◆ Task goal ◆
Lines below that include "overdue" are the answer; copy each one.
# # # # # # #
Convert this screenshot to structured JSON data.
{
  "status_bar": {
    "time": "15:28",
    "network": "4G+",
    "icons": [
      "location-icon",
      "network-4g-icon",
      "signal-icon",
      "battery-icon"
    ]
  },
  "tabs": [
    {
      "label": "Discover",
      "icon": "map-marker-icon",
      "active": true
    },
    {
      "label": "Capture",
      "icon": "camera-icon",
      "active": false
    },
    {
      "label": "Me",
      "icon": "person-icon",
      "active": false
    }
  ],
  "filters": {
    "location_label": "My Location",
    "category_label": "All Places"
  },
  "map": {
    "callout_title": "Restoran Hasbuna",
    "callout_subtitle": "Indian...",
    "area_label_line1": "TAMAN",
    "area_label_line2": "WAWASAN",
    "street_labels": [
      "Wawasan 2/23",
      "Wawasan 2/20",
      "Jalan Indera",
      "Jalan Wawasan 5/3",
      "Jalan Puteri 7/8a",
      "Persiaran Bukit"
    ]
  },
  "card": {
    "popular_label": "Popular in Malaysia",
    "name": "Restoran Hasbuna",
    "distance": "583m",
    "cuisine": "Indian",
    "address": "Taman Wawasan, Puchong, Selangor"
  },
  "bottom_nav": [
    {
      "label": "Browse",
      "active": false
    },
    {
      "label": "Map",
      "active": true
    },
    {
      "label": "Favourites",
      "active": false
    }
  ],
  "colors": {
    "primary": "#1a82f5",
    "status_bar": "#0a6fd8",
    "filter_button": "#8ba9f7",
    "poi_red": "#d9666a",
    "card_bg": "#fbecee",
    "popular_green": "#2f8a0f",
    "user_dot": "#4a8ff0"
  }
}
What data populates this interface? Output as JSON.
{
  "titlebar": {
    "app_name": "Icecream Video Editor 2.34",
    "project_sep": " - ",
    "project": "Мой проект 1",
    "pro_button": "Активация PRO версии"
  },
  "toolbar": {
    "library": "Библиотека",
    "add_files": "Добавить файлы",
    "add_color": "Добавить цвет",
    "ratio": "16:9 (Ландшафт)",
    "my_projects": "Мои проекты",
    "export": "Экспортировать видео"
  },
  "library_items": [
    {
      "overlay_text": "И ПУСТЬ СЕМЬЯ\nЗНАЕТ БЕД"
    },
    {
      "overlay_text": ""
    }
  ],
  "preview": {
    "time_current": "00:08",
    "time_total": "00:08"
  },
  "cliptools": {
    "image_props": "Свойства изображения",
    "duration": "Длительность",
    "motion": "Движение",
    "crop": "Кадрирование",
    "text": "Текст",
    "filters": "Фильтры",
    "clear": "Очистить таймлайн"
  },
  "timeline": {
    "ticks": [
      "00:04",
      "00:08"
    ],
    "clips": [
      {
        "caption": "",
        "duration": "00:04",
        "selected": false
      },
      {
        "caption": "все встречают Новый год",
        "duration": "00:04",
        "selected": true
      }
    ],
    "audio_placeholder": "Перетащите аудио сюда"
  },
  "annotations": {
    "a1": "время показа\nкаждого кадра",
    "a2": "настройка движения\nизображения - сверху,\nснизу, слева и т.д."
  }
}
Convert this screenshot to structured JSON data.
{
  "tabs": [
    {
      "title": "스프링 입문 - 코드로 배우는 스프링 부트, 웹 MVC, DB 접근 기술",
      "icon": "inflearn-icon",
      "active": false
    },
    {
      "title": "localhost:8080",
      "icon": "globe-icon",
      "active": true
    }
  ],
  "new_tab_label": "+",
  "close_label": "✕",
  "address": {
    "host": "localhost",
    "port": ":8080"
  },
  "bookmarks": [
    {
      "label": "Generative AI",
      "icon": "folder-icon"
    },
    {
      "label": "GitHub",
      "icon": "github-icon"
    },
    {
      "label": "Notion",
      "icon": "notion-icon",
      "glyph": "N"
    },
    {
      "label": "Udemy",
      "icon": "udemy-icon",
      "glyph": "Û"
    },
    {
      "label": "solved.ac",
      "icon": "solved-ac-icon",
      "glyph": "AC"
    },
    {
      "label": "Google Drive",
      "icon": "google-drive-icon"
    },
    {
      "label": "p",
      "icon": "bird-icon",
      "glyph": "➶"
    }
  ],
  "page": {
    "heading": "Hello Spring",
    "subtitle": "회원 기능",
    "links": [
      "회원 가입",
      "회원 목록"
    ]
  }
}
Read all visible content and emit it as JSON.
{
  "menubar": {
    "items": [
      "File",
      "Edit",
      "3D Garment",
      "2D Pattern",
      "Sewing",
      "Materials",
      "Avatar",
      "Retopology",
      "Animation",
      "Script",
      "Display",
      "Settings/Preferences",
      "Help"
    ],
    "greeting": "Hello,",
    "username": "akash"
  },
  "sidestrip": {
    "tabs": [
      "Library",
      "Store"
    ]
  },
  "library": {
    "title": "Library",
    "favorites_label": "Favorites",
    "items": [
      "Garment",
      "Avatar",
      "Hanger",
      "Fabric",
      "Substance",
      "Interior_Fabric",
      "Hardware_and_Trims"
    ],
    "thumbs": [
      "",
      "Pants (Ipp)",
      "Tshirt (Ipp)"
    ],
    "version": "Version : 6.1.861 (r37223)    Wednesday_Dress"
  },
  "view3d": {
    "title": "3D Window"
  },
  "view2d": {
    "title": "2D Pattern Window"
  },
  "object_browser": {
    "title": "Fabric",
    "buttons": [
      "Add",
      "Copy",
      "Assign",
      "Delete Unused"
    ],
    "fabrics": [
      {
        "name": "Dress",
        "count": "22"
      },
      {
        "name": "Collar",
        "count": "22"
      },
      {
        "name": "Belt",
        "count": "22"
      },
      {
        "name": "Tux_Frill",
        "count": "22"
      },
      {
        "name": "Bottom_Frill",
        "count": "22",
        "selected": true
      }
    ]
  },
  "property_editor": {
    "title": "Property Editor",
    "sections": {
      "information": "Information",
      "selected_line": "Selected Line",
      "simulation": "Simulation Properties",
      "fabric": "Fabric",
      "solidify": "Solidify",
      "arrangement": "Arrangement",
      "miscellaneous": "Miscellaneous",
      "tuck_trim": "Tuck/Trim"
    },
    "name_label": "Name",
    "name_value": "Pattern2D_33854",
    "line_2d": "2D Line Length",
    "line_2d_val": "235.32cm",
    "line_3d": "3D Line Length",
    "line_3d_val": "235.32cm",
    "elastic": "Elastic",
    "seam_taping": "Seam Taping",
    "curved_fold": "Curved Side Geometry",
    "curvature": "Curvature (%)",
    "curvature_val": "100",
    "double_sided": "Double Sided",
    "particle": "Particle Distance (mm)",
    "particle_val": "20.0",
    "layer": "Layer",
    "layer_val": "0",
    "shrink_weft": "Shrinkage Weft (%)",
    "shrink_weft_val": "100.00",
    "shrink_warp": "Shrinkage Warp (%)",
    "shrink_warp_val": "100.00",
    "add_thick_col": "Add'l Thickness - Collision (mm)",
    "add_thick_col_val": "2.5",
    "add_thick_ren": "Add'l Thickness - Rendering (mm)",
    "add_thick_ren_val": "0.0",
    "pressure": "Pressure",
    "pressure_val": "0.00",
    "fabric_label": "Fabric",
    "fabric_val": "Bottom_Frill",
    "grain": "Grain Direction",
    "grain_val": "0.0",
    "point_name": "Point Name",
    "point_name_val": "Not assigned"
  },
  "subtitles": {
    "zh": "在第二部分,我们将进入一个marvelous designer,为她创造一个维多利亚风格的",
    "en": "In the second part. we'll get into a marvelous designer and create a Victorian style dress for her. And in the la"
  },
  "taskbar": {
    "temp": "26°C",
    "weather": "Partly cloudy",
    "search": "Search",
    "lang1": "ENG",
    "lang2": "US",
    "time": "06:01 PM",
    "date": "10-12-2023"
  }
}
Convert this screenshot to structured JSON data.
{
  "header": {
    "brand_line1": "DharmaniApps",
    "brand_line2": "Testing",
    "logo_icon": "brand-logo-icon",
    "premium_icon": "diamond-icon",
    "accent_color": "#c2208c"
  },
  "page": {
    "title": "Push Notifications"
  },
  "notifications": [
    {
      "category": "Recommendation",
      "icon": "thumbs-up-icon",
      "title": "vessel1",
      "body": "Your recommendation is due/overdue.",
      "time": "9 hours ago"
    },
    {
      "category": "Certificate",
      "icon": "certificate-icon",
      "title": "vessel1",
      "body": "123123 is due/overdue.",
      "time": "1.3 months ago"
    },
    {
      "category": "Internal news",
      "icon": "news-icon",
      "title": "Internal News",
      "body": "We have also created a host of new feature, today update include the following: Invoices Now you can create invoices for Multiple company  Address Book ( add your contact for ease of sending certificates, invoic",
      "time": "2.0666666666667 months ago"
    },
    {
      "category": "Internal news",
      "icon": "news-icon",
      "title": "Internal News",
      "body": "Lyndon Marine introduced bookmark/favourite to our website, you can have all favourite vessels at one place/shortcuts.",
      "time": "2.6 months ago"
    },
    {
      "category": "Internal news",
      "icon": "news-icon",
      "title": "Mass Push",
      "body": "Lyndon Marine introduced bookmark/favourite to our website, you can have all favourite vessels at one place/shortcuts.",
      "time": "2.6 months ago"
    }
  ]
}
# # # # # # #
◆ Final answer ◆
      "body": "Your recommendation is due/overdue.",
      "body": "123123 is due/overdue.",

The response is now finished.